FVL: I am. Yeah. Probably my single favorite genre is historical fiction. I like to read a lot of historical fiction. I’ve done books like Assassins Creed, that’s historical fiction. Doing a lot of the Valiant stuff like Archer and Armstrong and Ivar, Timewalker obviously has a lot of history in it. Then there is non-fiction stuff like Comic Book History of Comics and Action Philosophers.
NNC: With Action Philosophers, am I mistaken in that you actually taught a philosophy class as a TA?
FVL: Well, it was a writing class. The way the students responded I realized that I had a talent for explaining things. Comics are super useful in taking abstract ideas and making them more intelligible by putting pictures to them.

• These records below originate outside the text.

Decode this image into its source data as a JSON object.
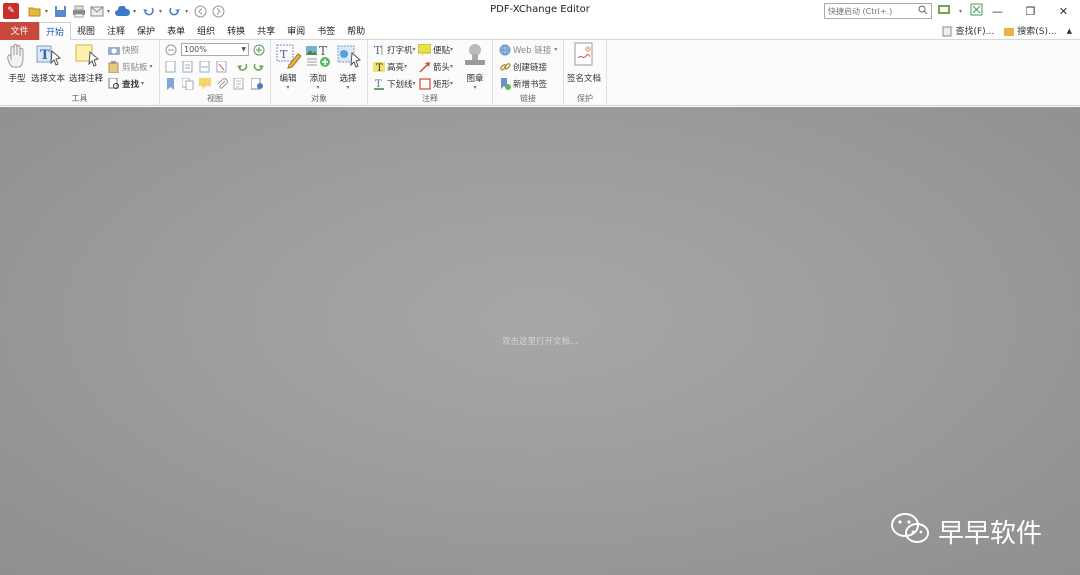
{
  "titlebar": {
    "title": "PDF-XChange Editor",
    "quick_launch_placeholder": "快捷启动 (Ctrl+.)",
    "window_controls": {
      "minimize": "—",
      "restore": "❐",
      "close": "✕"
    }
  },
  "menu": {
    "file": "文件",
    "tabs": [
      "开始",
      "视图",
      "注释",
      "保护",
      "表单",
      "组织",
      "转换",
      "共享",
      "审阅",
      "书签",
      "帮助"
    ],
    "active_tab": "开始",
    "find_label": "查找(F)...",
    "search_label": "搜索(S)..."
  },
  "ribbon": {
    "tools": {
      "label": "工具",
      "hand": "手型",
      "select_text": "选择文本",
      "select_annot": "选择注释",
      "snapshot": "快照",
      "clipboard": "剪贴板",
      "find": "查找"
    },
    "view": {
      "label": "视图",
      "zoom_value": "100%"
    },
    "objects": {
      "label": "对象",
      "edit": "编辑",
      "add": "添加",
      "select": "选择"
    },
    "comments": {
      "label": "注释",
      "typewriter": "打字机",
      "sticky": "便贴",
      "highlight": "高亮",
      "arrow": "箭头",
      "underline": "下划线",
      "rectangle": "矩形",
      "stamp": "图章"
    },
    "links": {
      "label": "链接",
      "web_links": "Web 链接",
      "create_link": "创建链接",
      "new_bookmark": "新增书签"
    },
    "protect": {
      "label": "保护",
      "sign_document": "签名文档"
    }
  },
  "workspace": {
    "hint": "双击这里打开文档...",
    "watermark": "早早软件"
  }
}
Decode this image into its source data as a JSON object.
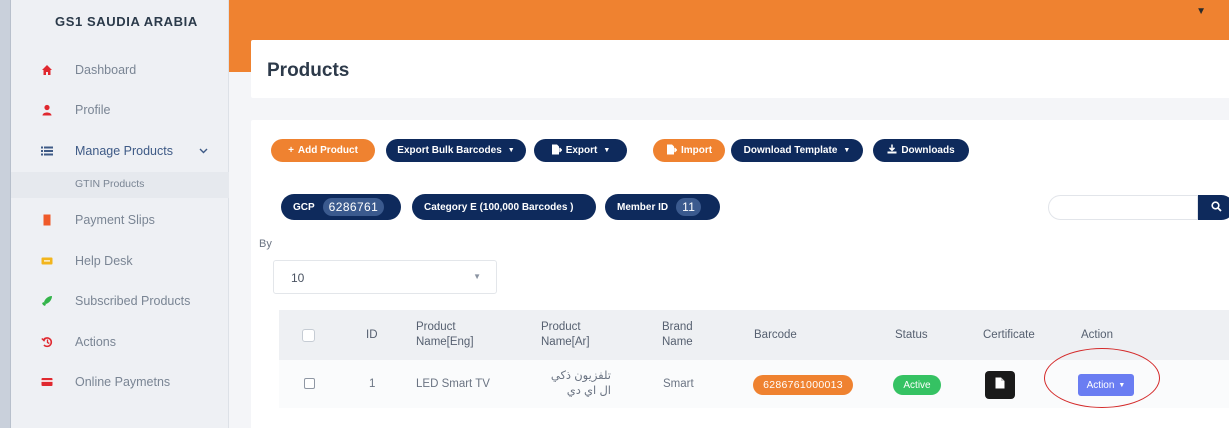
{
  "sidebar": {
    "brand": "GS1 SAUDIA ARABIA",
    "items": [
      {
        "label": "Dashboard",
        "icon": "home-icon",
        "color": "#e0282f"
      },
      {
        "label": "Profile",
        "icon": "user-icon",
        "color": "#e0282f"
      },
      {
        "label": "Manage Products",
        "icon": "list-icon",
        "color": "#3e5a86"
      },
      {
        "label": "Payment Slips",
        "icon": "receipt-icon",
        "color": "#ef5a2a"
      },
      {
        "label": "Help Desk",
        "icon": "ticket-icon",
        "color": "#f2b51c"
      },
      {
        "label": "Subscribed Products",
        "icon": "rocket-icon",
        "color": "#33b44a"
      },
      {
        "label": "Actions",
        "icon": "history-icon",
        "color": "#e0282f"
      },
      {
        "label": "Online Paymetns",
        "icon": "credit-card-icon",
        "color": "#e0282f"
      }
    ],
    "sub_item": "GTIN Products"
  },
  "header": {
    "title": "Products"
  },
  "toolbar": {
    "add_product": "Add Product",
    "export_bulk_barcodes": "Export Bulk Barcodes",
    "export": "Export",
    "import": "Import",
    "download_template": "Download Template",
    "downloads": "Downloads"
  },
  "info": {
    "gcp_label": "GCP",
    "gcp_value": "6286761",
    "category": "Category E (100,000 Barcodes )",
    "member_label": "Member ID",
    "member_value": "11"
  },
  "filter": {
    "by_label": "By",
    "page_size": "10"
  },
  "table": {
    "headers": [
      "ID",
      "Product Name[Eng]",
      "Product Name[Ar]",
      "Brand Name",
      "Barcode",
      "Status",
      "Certificate",
      "Action"
    ],
    "rows": [
      {
        "id": "1",
        "name_en": "LED Smart TV",
        "name_ar": "تلفزيون ذكي ال اي دي",
        "brand": "Smart",
        "barcode": "6286761000013",
        "status": "Active",
        "action": "Action"
      }
    ]
  },
  "colors": {
    "accent": "#ef8230",
    "navy": "#0e2a5c",
    "active_status": "#35c263",
    "action_button": "#6a7df2",
    "highlight_circle": "#d42b2b"
  }
}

NNC: That takes me to my next topic: Education in comics. Do you think there’s a place for it besides literature and reading?
FVL: Oh yeah definitely. One of our new projects is Action Presidents with Ryan Dunlevy, who also did Comic Book History and Action Philosophers. We are doing a very big project. It’s going to be 440 pages long spilt over four hardbacks coming out on Harper Collins Kids starting in March 2018. It is individual comic book biographies of various presidents in that kind of irreverent, humorous but accurate style that we have become legendary for (laughs).
NNC: You also wrote a play on Jack Kirby. Is it different writing a script for a comic book compared to a play?
FVL: Yeah, the stage is very unique because it has a lots of challenges to it. My wife is a playwright, Crystal Skillman, so it wasn’t really that hard because I had her helping me.
(Mr. Van Lante has a few people come to the table and he spends a few minutes talking to them.)
NNC: One of my favorite musical artists, Sturgill Simpson, said he doesn’t listen to a lot of country music mainly because he doesn’t want to steal and sound like other country musicians. Do you feel that way about comic books? Do you read other comics?
FVL: It’s not that I’m afraid of stealing. It’s more like when you work in a sausage factory all day the last thing you want to eat when you come home is hot dogs. That’s what it comes down to. I also have to read a lot of comics for work. It’s not to say I don’t read a lot of comics, I do. Right now, I’m reading a manga history of Japan of the 20th century called Showa. It’s huge. I just read a bunch of Roger Stern’s Avengers comics that I bought on a whim because I liked the Avengers as a kid. I read old stuff. I don’t really read a lot of current stuff, just because I have a back log! (laughs). I’m literally years behind in my comics reading.
NNC: When you work with an artist, does his drawing inform the way you write?
FVL: Oh yeah. You have to put people in a position to succeed. Not that most comic book artists couldn’t do most anything, they pretty much can. It’s that some people are really good at certain things, so you want to accentuate that. Ryan Dunlevy is great at comedy, and his style is very cartoony.